Space researchers at AUT University say their massive telescope dish north of Auckland is already letting them do things they could never do before - and they hope there is more to come.
The decades-old 30 metre radio telescope at Warkworth was built in 1984 but only switched on in July as a tool to peer into the universe.
It was originally used by the company formerly known as Telecom for phone calls, television and internet and was painstakingly converted for its new job.
Sergei Gulyaev is the director of the Institute for Radio Astronomy and Space Research at AUT and said it was now a valuable radio telescope.
He said the first few months of operation have focused on testing the dish's complex systems and getting it into shape for its future tasks.
"Sometimes I compare it with a car. You buy a new car, you put the key in, you start it and everything is working. But it's not like that in radio astronomy," he said.
"Every day we try to do better, to improve something. There are faults, there are problems that we solve - this is just never ending work because the system is so complex."
But researchers have already been able to tell that the dish, which sits alongside an existing 12 metre dish, is much more sensitive then they first thought.
Working with the smaller dish, it can help in the fields of astronomy, astrophysics, and space mission tracking.
Closer to home it can help with earth sciences like research into tectonic plates and earthquakes.
Put simply, Professor Gulyaev said the dish lets scientists study this galaxy and other galaxies by looking at star formations and other distant objects.
"I'm getting more and more excited every day as we find out sensitive it is and how good it is.
"Recently, we discovered we can go to a much wider range of frequencies and we can cover some very important issues like monitoring of pulsars and searching for transient events."
Professor Gulyaev called it frontier astronomy.
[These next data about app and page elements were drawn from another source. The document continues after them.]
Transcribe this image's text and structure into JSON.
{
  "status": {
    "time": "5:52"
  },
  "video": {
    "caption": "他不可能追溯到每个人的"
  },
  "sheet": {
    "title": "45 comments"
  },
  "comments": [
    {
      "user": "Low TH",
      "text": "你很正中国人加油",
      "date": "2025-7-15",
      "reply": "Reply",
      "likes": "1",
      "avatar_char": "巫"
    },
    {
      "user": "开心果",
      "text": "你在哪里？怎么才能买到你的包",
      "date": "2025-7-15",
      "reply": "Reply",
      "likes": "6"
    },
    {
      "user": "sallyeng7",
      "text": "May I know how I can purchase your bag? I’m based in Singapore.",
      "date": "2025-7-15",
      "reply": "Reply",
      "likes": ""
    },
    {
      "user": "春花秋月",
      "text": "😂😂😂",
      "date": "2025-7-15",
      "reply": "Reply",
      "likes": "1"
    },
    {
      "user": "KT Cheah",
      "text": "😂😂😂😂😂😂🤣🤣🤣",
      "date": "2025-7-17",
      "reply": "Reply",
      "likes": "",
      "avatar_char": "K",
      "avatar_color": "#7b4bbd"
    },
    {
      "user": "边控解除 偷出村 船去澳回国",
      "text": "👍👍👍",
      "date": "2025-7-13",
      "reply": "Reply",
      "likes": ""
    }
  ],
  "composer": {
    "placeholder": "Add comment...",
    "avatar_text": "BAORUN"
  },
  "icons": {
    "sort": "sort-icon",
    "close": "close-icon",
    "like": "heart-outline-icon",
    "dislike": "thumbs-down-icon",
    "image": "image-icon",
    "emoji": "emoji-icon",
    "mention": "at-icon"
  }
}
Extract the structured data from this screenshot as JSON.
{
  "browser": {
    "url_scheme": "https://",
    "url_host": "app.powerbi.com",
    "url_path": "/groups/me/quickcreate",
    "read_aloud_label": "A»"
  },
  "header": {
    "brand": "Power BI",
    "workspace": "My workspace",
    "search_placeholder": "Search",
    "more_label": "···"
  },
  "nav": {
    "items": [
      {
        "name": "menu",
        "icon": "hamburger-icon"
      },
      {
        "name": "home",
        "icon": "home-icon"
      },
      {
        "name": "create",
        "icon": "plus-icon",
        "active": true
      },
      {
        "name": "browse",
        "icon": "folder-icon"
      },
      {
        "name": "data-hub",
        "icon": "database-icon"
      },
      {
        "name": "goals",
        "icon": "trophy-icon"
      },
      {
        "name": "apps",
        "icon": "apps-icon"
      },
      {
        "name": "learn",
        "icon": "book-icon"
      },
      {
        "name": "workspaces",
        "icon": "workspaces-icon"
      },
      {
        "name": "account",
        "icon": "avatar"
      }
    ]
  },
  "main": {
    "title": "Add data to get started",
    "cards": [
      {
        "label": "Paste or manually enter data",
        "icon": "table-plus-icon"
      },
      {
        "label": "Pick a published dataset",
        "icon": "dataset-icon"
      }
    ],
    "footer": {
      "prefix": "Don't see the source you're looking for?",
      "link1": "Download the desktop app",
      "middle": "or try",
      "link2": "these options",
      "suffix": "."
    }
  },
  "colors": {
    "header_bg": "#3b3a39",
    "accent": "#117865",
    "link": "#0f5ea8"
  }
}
"We study star formation areas with the molecule of methanol, this molecule is a very special one," he said.
"This is something we can do with a 30 metre telescope, we could not do it with the 12 metre one - it's a new page for us and a very important one."
The dish was also the only one in the world for a time that was able to track a recent Japanese mission to an asteroid because of New Zealand's geographic spot on the globe.
"It's just a real good big radio telescope. In radio astronomy size matters - a 30 metre diameter means the dish is 6.5 times more sensitive and efficient, it's a fantastic machine New Zealand now has."